It was telling that a roundtable interview with Francis Ford Coppola ended with a great deal of enthusiasm… about his vineyards. And much of it was from the director himself, who slyly countered one of the assembled journalists’ praise of his Cabernet Sauvignon with “maybe I should offer an associate producer credit for people buying my wine.”
Of course, it was the fruit of Coppola’s estimable winery that financed “Tetro,” but the film itself appears to be a product of a filmmaker who’s become richer with age, though the clearer focus he now has as an artist has produced a feature that might seem less so for some audiences. Like his last film, “Youth Without Youth,” “Tetro” is aggressively unconventional, using crisp black and white cinematography to tell the tale of the Tetrocinis, an estranged family of artists. The youngest son (Alden Ehrenreich) feigns a leave of absence from military school, much like Coppola did in his youth, in order to seek out his mercurial older brother Tetro (Vincent Gallo) in Buenos Aires. The result is reminiscent of Picasso’s “Guernica,” if it were applied to family dynamics — bold and confrontational, tempered with flashbacks of the family’s painful past, occasionally in color, and splashed with scenes of ballet shot in vivid reds and blues, all brought together with the command of a master filmmaker.
Coppola himself wouldn’t agree with that last part — in the roundtable, he repeated what he told his longtime friend and editor Walter Murch, that his intention with going to Argentina to shoot “Tetro” was “to learn how to make movies,” a renewed perspective on filmmaking that gives some context to recent interviews where he’s suggested there never should’ve been a sequel to “The Godfather” or that this is the start of “a second career.” Afterward, I got a few brief moments to talk to Coppola and Ehrenreich, who was said to have been discovered by Steven Spielberg at a bar mitzvah, about Coppola’s decision to self-distribute and why film is a still a young art form.
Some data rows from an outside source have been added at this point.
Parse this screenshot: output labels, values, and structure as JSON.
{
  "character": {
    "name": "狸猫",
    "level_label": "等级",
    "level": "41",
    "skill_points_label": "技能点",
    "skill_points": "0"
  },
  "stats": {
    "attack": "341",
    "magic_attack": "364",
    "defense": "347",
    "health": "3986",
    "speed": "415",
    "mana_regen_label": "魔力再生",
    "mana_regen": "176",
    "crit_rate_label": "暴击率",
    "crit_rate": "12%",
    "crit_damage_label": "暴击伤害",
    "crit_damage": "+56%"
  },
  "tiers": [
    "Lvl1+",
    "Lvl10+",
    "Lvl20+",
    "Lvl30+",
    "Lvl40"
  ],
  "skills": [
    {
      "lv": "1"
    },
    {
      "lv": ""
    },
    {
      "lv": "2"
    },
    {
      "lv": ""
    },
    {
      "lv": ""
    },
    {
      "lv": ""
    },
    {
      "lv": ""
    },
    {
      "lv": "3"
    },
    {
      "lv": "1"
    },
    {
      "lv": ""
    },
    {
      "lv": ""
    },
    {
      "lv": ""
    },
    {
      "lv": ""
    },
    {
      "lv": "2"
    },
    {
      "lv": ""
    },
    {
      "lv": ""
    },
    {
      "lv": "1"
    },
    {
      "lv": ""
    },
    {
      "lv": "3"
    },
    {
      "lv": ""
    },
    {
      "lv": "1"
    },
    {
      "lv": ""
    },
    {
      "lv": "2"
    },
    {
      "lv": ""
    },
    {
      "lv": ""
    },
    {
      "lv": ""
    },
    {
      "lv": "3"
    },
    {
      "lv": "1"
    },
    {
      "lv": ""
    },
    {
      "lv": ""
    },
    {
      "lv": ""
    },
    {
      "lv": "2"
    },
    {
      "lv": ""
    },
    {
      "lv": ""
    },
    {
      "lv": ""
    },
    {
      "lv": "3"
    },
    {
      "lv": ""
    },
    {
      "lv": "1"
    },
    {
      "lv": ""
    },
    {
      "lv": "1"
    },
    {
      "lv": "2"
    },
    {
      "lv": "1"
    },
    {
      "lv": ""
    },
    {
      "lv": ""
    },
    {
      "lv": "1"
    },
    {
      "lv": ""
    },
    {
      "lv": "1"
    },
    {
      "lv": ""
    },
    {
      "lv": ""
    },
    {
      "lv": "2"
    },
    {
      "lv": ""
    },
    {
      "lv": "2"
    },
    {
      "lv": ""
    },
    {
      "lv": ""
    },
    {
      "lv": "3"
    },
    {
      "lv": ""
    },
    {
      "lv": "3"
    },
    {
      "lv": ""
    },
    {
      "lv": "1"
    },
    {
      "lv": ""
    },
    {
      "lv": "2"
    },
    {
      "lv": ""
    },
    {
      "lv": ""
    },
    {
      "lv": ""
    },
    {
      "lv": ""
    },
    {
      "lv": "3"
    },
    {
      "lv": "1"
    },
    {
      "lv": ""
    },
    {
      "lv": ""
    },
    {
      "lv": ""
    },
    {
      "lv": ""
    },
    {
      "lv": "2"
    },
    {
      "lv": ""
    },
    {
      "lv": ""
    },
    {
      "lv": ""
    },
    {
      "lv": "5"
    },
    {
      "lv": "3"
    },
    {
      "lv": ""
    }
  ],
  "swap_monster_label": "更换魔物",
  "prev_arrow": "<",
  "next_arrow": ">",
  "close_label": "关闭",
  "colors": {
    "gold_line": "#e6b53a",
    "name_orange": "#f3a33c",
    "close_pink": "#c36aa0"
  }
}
You’ve dipped your toe into self-distribution with the college tour for “Coda” and the re-release of “One From the Heart” — what was it about “Tetro” that made you think this was the way to go?
Francis Ford Coppola: It was really not so much about distribution. The film has only been finished for about four weeks — we finished it just before Cannes. I didn’t want to show it unfinished to distributors, and that’s a very naughty thing because they never want to see it together and you’ve got to show it to one first, then you can’t say you showed it to the other guy, and then if you show it to one first and they don’t take it, then everyone knows they didn’t take it. It’s just a nightmare to get involved. So I decided I would only show the film to distributors when it was finished and just go to Cannes and show it to everybody.
But what happens with independent films is they tend to release them at the end of the year because they feel they need action for prizes and things, which I don’t think they do. I think that’s already an old fashioned idea. I wanted the film to come out as soon after Cannes as possible in the spring, so I picked the date June 11th, which is my father’s birthday, and by doing that, obviously, there was no distributor, so we just started to book the theaters and had to make the web site and the poster and the trailer, so that’s what distribution is.
Also, I didn’t want the film to come out in November because if I did, then I’d be doing PR all year, which is what the distributor wants you to do. June 11th is good because there’s all the big summer pictures, there aren’t a lot of independent films out, so we maybe have a better chance, even with critics, that they would be able to not have to write a review every three hours and they’d be able to think about it.